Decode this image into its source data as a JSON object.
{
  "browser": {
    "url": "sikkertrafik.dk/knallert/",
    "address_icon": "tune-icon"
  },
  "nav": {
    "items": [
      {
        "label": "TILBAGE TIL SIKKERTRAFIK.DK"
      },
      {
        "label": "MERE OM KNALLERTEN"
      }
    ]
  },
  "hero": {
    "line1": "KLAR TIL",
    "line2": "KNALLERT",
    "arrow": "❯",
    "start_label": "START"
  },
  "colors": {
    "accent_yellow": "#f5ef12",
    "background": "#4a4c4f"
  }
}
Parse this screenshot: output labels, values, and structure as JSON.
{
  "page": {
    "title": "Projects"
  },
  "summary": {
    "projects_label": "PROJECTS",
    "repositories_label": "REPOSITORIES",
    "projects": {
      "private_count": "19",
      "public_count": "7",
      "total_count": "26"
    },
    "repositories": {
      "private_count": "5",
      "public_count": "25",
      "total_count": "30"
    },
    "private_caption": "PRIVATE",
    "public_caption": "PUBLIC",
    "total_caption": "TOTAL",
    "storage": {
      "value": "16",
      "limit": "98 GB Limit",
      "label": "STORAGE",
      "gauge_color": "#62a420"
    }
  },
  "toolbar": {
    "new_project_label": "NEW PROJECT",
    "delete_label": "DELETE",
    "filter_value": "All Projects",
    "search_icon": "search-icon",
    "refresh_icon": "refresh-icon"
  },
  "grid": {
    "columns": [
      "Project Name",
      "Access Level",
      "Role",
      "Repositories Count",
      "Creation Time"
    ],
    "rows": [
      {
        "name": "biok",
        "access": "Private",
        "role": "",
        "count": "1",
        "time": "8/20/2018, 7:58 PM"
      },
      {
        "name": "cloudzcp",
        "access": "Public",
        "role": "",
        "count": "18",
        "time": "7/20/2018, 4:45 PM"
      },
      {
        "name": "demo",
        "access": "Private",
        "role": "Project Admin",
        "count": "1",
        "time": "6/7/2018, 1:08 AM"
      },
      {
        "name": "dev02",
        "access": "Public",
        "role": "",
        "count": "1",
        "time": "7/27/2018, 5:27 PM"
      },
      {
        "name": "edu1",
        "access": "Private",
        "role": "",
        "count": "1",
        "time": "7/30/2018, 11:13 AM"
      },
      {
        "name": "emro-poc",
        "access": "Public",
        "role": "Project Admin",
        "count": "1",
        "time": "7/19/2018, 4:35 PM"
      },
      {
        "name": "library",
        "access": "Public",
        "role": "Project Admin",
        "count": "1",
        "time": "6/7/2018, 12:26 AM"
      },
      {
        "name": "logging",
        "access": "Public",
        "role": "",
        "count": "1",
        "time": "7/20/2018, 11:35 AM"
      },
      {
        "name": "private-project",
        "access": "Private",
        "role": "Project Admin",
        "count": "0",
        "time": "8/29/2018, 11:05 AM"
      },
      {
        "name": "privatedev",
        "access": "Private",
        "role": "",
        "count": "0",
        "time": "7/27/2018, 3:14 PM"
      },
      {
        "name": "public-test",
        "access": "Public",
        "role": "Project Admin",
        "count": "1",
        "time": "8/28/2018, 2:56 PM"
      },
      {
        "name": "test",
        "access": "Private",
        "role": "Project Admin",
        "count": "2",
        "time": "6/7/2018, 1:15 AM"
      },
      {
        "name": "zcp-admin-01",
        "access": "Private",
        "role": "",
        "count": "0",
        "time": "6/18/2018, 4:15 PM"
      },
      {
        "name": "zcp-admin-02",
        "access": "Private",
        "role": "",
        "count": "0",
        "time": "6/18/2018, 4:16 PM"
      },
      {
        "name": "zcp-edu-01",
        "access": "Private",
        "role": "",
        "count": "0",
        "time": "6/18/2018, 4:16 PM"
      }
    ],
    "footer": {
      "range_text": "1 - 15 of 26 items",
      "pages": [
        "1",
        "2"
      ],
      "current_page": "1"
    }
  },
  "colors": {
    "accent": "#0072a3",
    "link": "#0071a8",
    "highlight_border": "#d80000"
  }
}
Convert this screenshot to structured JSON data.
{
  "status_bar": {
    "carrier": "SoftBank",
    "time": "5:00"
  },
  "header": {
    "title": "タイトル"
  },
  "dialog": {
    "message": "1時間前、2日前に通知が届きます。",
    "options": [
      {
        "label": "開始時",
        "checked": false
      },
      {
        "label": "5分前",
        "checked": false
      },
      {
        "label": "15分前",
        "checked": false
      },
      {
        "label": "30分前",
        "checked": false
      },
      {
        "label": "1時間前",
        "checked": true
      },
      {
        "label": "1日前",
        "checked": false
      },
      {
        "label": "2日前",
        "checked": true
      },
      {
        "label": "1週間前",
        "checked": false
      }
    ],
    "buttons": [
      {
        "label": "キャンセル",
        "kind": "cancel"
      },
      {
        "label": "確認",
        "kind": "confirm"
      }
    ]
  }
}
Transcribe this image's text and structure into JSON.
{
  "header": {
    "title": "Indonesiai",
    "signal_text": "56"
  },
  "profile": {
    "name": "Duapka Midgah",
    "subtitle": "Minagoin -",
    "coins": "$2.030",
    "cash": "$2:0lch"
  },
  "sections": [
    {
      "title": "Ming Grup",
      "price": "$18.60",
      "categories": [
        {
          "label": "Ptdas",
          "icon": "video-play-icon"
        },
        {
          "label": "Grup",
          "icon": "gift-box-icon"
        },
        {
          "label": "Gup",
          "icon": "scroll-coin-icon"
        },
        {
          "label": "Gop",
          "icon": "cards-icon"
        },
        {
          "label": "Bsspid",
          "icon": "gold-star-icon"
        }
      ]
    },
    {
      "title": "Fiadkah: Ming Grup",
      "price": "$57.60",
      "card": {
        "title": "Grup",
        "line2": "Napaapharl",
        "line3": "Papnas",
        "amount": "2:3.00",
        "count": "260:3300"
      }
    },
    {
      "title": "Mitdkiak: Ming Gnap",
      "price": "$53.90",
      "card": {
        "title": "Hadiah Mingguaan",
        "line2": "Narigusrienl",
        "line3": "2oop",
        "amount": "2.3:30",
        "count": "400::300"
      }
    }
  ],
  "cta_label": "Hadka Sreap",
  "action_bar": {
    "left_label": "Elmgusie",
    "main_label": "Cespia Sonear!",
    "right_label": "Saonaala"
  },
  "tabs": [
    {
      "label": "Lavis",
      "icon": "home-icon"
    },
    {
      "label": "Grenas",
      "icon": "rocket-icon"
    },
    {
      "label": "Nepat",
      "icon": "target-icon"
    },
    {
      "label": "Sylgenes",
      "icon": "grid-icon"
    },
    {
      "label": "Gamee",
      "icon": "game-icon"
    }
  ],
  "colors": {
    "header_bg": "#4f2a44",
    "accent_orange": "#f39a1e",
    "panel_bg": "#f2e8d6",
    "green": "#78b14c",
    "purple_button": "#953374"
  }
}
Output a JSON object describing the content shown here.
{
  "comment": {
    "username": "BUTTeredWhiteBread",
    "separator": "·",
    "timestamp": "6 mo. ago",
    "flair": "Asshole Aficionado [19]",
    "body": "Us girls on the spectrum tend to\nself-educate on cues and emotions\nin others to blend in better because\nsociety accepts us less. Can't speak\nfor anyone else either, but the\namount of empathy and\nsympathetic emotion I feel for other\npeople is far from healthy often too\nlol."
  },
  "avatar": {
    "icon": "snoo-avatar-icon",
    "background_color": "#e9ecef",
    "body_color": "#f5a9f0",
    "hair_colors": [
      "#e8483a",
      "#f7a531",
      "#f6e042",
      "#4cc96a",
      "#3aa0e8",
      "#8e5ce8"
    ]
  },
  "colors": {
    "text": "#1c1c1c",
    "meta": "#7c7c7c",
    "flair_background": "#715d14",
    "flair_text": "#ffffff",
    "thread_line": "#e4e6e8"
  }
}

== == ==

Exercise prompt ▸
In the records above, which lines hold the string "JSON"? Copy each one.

Task answer ▸
Decode this image into its source data as a JSON object.
Parse this screenshot: output labels, values, and structure as JSON.
Convert this screenshot to structured JSON data.
Transcribe this image's text and structure into JSON.
Output a JSON object describing the content shown here.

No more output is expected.